- Excerpted records
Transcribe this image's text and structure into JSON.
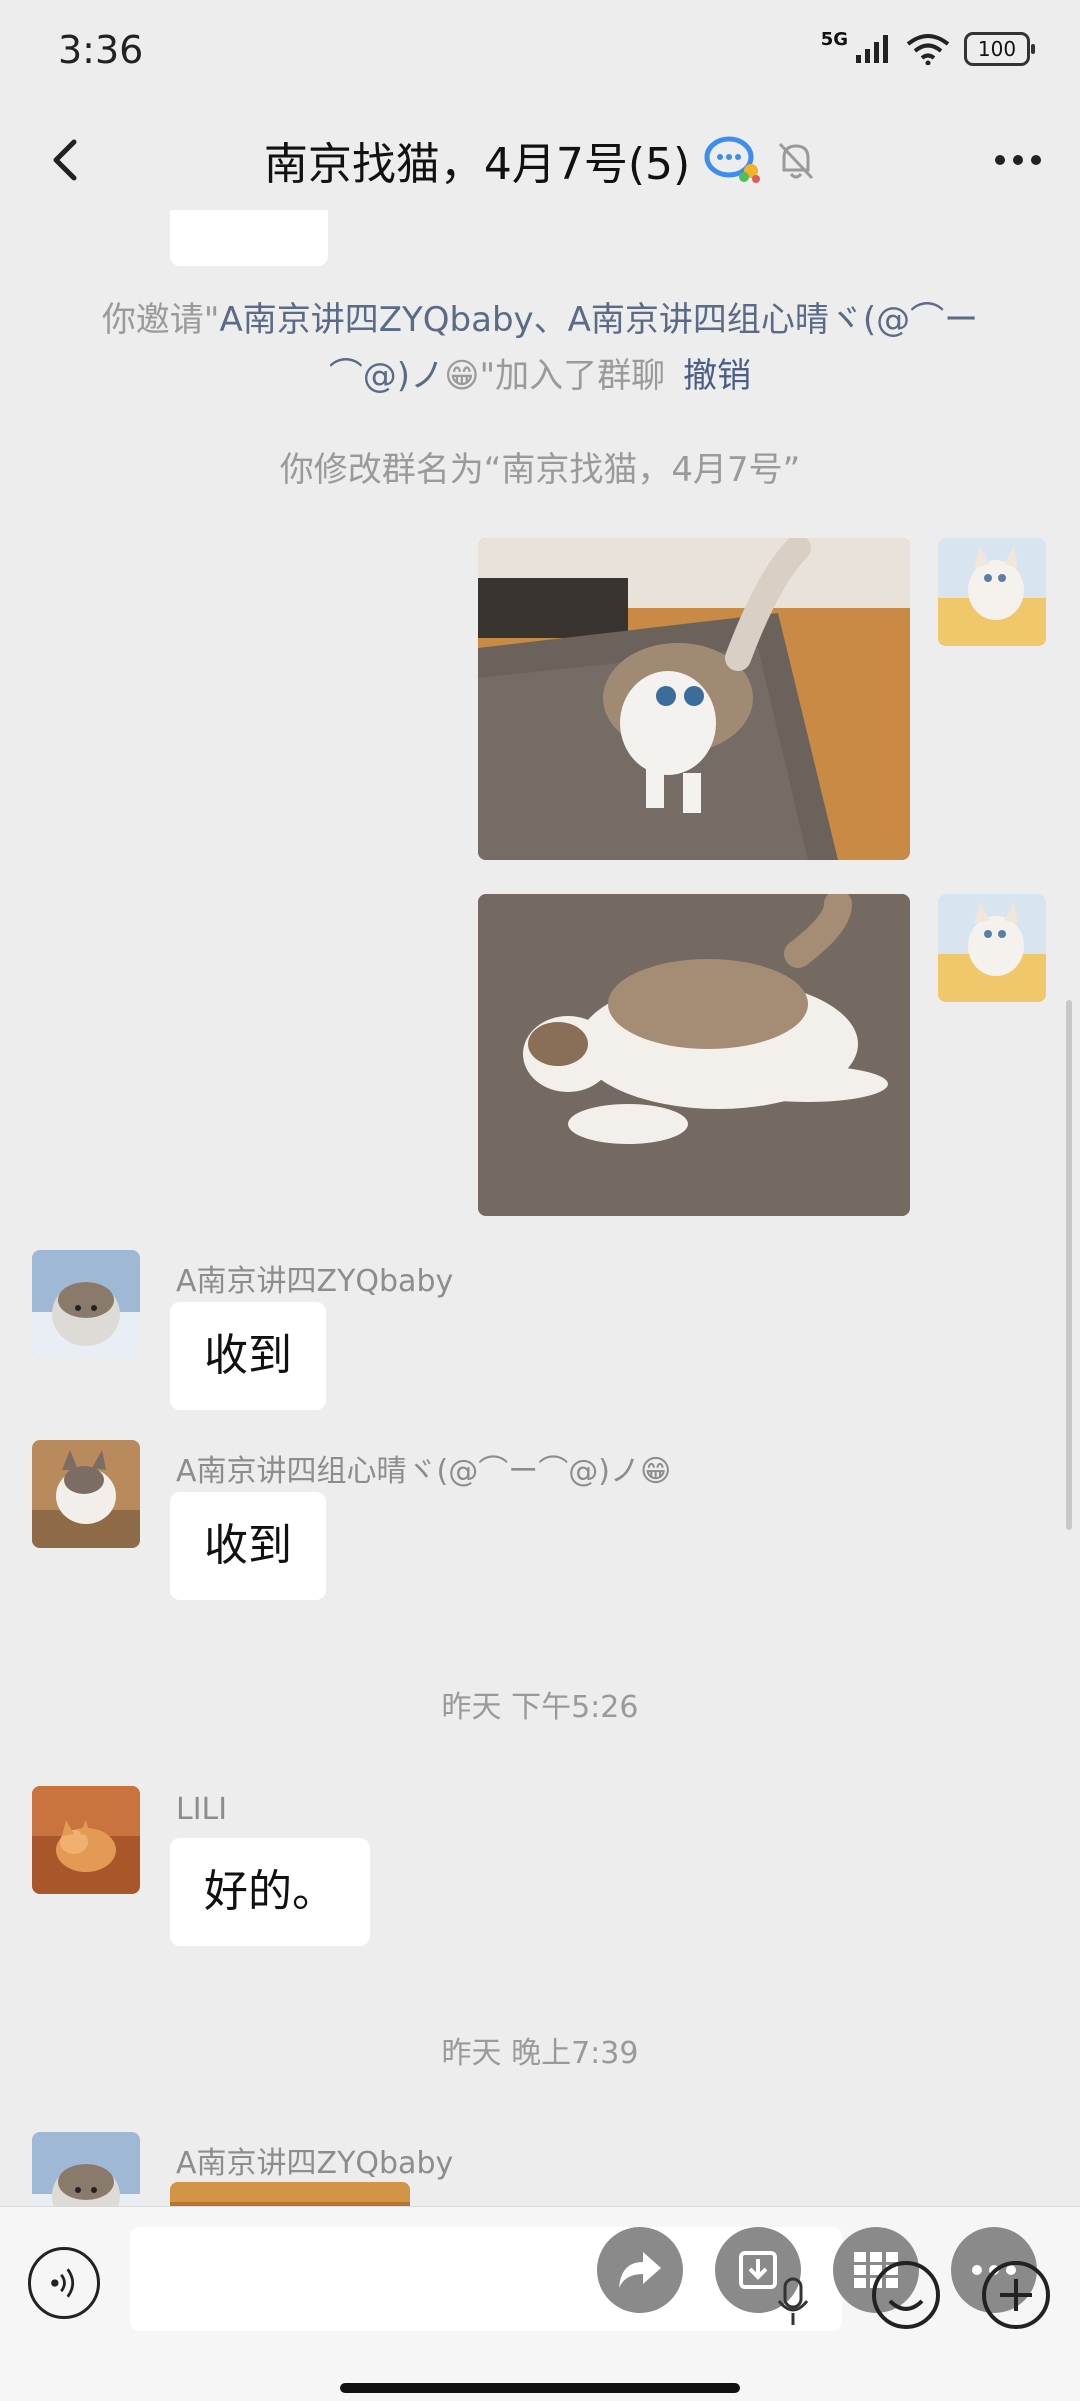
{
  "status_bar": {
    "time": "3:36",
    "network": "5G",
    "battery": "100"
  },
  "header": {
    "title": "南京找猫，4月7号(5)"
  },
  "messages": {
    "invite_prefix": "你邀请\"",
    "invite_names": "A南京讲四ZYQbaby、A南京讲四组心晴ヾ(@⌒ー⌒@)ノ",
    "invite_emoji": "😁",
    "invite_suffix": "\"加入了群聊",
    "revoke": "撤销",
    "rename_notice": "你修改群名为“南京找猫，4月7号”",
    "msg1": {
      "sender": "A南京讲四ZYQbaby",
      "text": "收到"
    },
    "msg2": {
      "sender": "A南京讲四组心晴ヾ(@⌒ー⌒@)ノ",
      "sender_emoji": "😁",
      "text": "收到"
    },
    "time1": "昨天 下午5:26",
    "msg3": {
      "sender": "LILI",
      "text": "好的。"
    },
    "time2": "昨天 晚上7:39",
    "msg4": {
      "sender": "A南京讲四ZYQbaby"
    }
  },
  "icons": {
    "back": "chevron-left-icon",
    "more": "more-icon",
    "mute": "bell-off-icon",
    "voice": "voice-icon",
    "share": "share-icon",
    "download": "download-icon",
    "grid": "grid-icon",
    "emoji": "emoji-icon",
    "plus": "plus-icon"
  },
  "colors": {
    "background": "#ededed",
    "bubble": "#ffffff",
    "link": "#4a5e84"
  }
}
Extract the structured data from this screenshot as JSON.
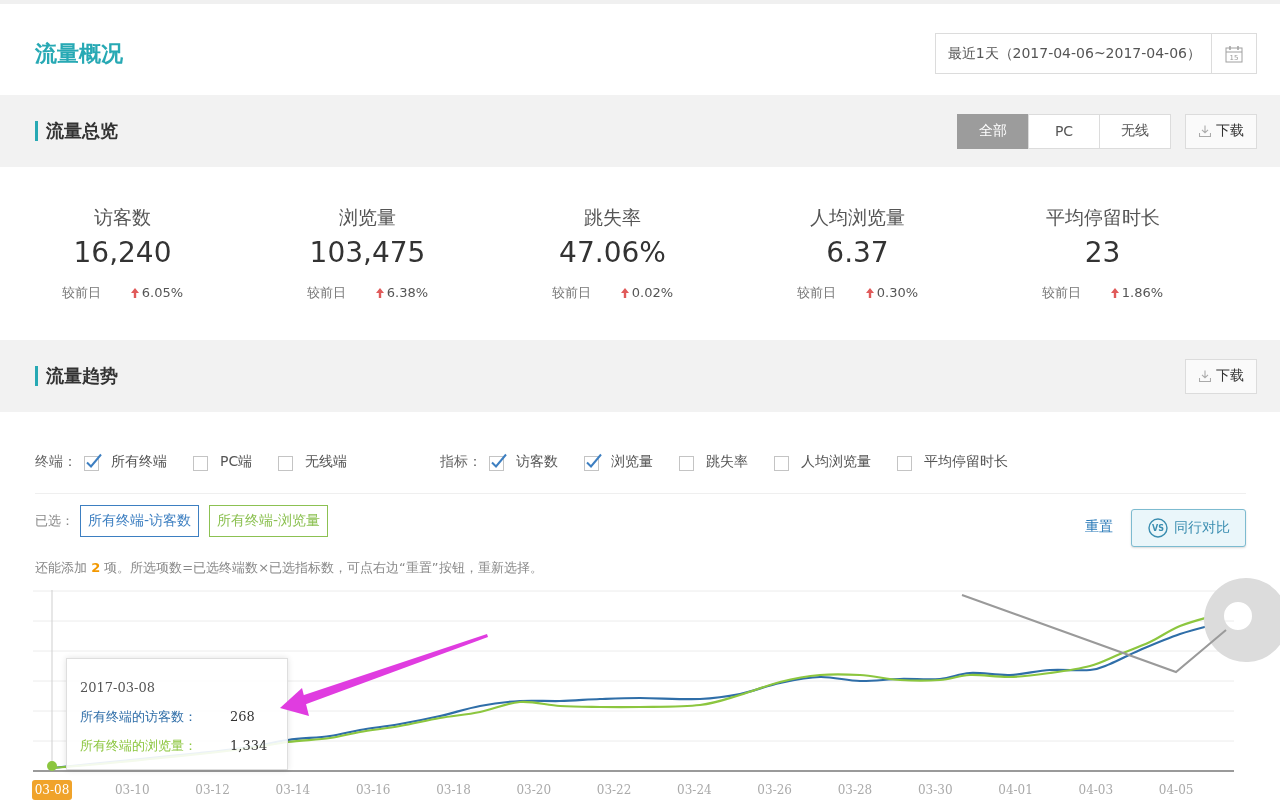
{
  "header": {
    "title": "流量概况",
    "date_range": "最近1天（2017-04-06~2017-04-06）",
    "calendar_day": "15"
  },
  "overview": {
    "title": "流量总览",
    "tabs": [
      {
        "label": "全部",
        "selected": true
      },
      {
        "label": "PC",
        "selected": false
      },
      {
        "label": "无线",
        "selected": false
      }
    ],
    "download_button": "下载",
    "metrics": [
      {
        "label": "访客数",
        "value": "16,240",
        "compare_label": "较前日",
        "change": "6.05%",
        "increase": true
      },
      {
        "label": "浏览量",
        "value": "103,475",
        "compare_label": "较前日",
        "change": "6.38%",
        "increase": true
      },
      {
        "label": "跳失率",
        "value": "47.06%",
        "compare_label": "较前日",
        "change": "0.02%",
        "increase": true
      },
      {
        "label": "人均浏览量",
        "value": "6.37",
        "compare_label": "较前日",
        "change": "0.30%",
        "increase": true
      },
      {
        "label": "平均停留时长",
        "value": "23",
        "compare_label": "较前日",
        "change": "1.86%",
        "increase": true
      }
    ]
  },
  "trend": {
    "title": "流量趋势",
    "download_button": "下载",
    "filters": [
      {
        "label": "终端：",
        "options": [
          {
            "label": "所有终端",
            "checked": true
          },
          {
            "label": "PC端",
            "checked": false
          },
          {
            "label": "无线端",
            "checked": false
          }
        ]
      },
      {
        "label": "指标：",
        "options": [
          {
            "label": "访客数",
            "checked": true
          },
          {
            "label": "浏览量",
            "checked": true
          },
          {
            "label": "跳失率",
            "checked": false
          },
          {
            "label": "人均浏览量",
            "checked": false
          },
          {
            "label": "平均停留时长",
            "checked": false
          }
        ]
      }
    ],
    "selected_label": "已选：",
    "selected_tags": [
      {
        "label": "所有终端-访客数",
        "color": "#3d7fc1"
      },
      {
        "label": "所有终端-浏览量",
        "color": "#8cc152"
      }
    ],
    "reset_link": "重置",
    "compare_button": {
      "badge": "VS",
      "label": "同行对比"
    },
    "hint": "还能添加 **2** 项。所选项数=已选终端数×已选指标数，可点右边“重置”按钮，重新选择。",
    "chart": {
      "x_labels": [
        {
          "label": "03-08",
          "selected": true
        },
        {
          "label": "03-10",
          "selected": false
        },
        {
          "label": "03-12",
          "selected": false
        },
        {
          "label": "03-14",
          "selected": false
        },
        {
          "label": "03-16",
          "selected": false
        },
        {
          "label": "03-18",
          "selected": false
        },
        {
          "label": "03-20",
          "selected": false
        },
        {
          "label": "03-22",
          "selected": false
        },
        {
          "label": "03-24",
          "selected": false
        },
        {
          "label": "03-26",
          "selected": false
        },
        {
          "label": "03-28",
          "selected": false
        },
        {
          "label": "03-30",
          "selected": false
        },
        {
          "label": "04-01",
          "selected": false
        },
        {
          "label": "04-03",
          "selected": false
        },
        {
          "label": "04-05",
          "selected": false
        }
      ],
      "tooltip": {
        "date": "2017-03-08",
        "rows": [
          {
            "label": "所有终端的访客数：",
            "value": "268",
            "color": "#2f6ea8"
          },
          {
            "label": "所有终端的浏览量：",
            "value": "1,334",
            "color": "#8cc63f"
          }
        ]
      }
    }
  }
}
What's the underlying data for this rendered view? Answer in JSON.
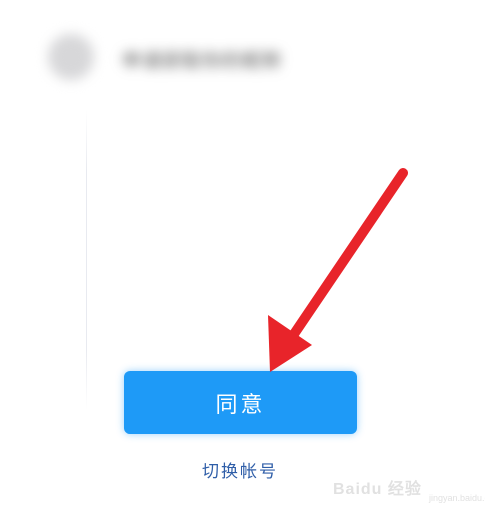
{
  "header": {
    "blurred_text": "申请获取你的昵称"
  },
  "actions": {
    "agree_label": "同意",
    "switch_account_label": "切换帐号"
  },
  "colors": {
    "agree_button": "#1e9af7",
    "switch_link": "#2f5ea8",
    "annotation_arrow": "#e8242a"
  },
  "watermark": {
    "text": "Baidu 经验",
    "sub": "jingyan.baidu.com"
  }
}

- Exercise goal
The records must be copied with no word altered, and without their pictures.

- Finished exercise
Transcribe this image's text and structure into JSON.
{
  "status_bar": {
    "time": "3:36",
    "network": "5G",
    "battery": "100"
  },
  "header": {
    "title": "南京找猫，4月7号(5)"
  },
  "messages": {
    "invite_prefix": "你邀请\"",
    "invite_names": "A南京讲四ZYQbaby、A南京讲四组心晴ヾ(@⌒ー⌒@)ノ",
    "invite_emoji": "😁",
    "invite_suffix": "\"加入了群聊",
    "revoke": "撤销",
    "rename_notice": "你修改群名为“南京找猫，4月7号”",
    "msg1": {
      "sender": "A南京讲四ZYQbaby",
      "text": "收到"
    },
    "msg2": {
      "sender": "A南京讲四组心晴ヾ(@⌒ー⌒@)ノ",
      "sender_emoji": "😁",
      "text": "收到"
    },
    "time1": "昨天 下午5:26",
    "msg3": {
      "sender": "LILI",
      "text": "好的。"
    },
    "time2": "昨天 晚上7:39",
    "msg4": {
      "sender": "A南京讲四ZYQbaby"
    }
  },
  "icons": {
    "back": "chevron-left-icon",
    "more": "more-icon",
    "mute": "bell-off-icon",
    "voice": "voice-icon",
    "share": "share-icon",
    "download": "download-icon",
    "grid": "grid-icon",
    "emoji": "emoji-icon",
    "plus": "plus-icon"
  },
  "colors": {
    "background": "#ededed",
    "bubble": "#ffffff",
    "link": "#4a5e84"
  }
}
Extract the structured data from this screenshot as JSON.
{
  "header": {
    "title": "流量概况",
    "date_range": "最近1天（2017-04-06~2017-04-06）",
    "calendar_day": "15"
  },
  "overview": {
    "title": "流量总览",
    "tabs": [
      {
        "label": "全部",
        "selected": true
      },
      {
        "label": "PC",
        "selected": false
      },
      {
        "label": "无线",
        "selected": false
      }
    ],
    "download_button": "下载",
    "metrics": [
      {
        "label": "访客数",
        "value": "16,240",
        "compare_label": "较前日",
        "change": "6.05%",
        "increase": true
      },
      {
        "label": "浏览量",
        "value": "103,475",
        "compare_label": "较前日",
        "change": "6.38%",
        "increase": true
      },
      {
        "label": "跳失率",
        "value": "47.06%",
        "compare_label": "较前日",
        "change": "0.02%",
        "increase": true
      },
      {
        "label": "人均浏览量",
        "value": "6.37",
        "compare_label": "较前日",
        "change": "0.30%",
        "increase": true
      },
      {
        "label": "平均停留时长",
        "value": "23",
        "compare_label": "较前日",
        "change": "1.86%",
        "increase": true
      }
    ]
  },
  "trend": {
    "title": "流量趋势",
    "download_button": "下载",
    "filters": [
      {
        "label": "终端：",
        "options": [
          {
            "label": "所有终端",
            "checked": true
          },
          {
            "label": "PC端",
            "checked": false
          },
          {
            "label": "无线端",
            "checked": false
          }
        ]
      },
      {
        "label": "指标：",
        "options": [
          {
            "label": "访客数",
            "checked": true
          },
          {
            "label": "浏览量",
            "checked": true
          },
          {
            "label": "跳失率",
            "checked": false
          },
          {
            "label": "人均浏览量",
            "checked": false
          },
          {
            "label": "平均停留时长",
            "checked": false
          }
        ]
      }
    ],
    "selected_label": "已选：",
    "selected_tags": [
      {
        "label": "所有终端-访客数",
        "color": "#3d7fc1"
      },
      {
        "label": "所有终端-浏览量",
        "color": "#8cc152"
      }
    ],
    "reset_link": "重置",
    "compare_button": {
      "badge": "VS",
      "label": "同行对比"
    },
    "hint": "还能添加 **2** 项。所选项数=已选终端数×已选指标数，可点右边“重置”按钮，重新选择。",
    "chart": {
      "x_labels": [
        {
          "label": "03-08",
          "selected": true
        },
        {
          "label": "03-10",
          "selected": false
        },
        {
          "label": "03-12",
          "selected": false
        },
        {
          "label": "03-14",
          "selected": false
        },
        {
          "label": "03-16",
          "selected": false
        },
        {
          "label": "03-18",
          "selected": false
        },
        {
          "label": "03-20",
          "selected": false
        },
        {
          "label": "03-22",
          "selected": false
        },
        {
          "label": "03-24",
          "selected": false
        },
        {
          "label": "03-26",
          "selected": false
        },
        {
          "label": "03-28",
          "selected": false
        },
        {
          "label": "03-30",
          "selected": false
        },
        {
          "label": "04-01",
          "selected": false
        },
        {
          "label": "04-03",
          "selected": false
        },
        {
          "label": "04-05",
          "selected": false
        }
      ],
      "tooltip": {
        "date": "2017-03-08",
        "rows": [
          {
            "label": "所有终端的访客数：",
            "value": "268",
            "color": "#2f6ea8"
          },
          {
            "label": "所有终端的浏览量：",
            "value": "1,334",
            "color": "#8cc63f"
          }
        ]
      }
    }
  }
}
What's the underlying data for this rendered view? Answer in JSON.
{
  "header": {
    "blurred_text": "申请获取你的昵称"
  },
  "actions": {
    "agree_label": "同意",
    "switch_account_label": "切换帐号"
  },
  "colors": {
    "agree_button": "#1e9af7",
    "switch_link": "#2f5ea8",
    "annotation_arrow": "#e8242a"
  },
  "watermark": {
    "text": "Baidu 经验",
    "sub": "jingyan.baidu.com"
  }
}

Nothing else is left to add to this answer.